Yes and no.
Yes because you can generally tailor the source sound to be as close to your requirements as you need, for example adjusting the envelope on a bass patch or the decay of a snare drum or hi-hat. With acoustic instruments you have less control and are more reliant on the technique of the player.
On the other hand, acoustic instruments are inherently more interesting and attractive to the human ear and if you have a great performance by a great player half of the mixing job is done for you at the recording stage. A good musician will control dynamics and build a performance as they play.
There are many captivating recordings of just one person singing or playing an instrument recorded with one microphone. There aren't many recordings of one person playing one monosynth or one drum machine in real time and I believe it is because those sounds are inherently less captivating and require a lot of tweaking and combining to make them interesting to listen to.
Hello good sir, quick question:
What input do you have going into your KP3? Is it the output of the mini kaoss pad or your main audio or a stem out?
Many thanks (c:

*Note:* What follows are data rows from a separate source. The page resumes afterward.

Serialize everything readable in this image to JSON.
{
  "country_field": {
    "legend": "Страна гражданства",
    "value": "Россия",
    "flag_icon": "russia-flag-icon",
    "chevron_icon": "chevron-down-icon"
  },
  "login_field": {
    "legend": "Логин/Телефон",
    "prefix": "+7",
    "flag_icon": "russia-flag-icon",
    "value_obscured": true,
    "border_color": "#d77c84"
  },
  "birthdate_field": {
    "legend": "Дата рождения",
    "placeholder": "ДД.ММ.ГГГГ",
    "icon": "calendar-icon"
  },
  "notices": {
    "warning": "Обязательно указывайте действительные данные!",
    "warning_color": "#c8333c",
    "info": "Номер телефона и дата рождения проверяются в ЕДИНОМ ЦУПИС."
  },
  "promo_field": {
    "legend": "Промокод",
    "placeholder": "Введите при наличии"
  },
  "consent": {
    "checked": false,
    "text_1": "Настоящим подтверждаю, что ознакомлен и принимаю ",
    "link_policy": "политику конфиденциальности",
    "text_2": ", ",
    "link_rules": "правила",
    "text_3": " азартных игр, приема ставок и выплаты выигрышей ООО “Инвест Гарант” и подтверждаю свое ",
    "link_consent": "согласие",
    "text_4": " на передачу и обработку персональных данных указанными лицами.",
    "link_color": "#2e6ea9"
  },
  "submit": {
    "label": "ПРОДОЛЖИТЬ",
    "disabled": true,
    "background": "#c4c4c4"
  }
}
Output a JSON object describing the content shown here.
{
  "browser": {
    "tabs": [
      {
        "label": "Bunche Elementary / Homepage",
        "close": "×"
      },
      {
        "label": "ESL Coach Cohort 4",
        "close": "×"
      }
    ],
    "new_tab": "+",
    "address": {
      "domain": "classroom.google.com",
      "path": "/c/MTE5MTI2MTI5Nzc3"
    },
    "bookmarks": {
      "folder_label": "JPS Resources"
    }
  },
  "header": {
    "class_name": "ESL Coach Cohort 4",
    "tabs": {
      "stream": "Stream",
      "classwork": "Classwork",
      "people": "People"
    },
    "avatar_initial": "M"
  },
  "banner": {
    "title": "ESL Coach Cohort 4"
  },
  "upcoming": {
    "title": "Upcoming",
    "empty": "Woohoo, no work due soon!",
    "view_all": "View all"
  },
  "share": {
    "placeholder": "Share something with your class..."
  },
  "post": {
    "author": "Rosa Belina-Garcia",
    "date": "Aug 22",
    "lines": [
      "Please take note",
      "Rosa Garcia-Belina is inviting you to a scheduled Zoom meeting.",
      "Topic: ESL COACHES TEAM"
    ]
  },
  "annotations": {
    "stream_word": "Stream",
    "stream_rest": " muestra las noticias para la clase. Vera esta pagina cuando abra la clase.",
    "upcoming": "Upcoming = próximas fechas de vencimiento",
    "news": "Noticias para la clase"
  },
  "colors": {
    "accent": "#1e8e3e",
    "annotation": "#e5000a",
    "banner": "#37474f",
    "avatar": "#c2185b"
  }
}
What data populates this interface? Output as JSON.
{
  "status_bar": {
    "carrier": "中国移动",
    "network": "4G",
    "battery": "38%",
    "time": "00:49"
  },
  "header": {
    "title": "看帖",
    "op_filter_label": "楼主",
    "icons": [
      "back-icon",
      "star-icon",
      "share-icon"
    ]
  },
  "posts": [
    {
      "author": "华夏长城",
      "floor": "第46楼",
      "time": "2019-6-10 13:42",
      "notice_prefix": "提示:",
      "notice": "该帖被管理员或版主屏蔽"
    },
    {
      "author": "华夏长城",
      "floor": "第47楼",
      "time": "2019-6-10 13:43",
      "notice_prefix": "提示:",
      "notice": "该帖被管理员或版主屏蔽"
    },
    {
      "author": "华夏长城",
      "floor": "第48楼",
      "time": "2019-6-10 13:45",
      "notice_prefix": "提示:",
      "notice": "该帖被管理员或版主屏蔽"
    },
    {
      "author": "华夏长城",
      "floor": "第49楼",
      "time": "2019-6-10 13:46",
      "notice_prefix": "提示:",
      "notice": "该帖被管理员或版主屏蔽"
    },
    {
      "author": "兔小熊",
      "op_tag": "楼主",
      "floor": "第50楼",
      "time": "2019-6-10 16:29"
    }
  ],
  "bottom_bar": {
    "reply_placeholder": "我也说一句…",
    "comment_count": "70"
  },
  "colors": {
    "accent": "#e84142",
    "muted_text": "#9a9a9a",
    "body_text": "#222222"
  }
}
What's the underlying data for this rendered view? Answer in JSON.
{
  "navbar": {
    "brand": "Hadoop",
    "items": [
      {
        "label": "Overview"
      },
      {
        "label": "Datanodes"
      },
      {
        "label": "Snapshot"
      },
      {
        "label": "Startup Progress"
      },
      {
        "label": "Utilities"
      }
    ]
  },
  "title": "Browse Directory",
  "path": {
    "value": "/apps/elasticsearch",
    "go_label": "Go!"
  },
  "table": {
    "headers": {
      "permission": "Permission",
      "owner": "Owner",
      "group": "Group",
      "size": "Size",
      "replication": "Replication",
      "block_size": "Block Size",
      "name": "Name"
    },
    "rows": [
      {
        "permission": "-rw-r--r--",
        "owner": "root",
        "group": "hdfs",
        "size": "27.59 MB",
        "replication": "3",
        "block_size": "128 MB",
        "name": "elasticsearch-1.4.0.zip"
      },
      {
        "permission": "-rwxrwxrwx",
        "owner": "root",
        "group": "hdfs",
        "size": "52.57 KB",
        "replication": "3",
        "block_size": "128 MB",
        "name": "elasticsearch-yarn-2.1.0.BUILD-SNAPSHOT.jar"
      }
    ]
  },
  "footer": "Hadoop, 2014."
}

If you had the opportunity to create a soundtrack for a film or video game, what type would you prefer (i.e. science fiction, horror, adventure, etc.)?Ott responded on 09/25/2012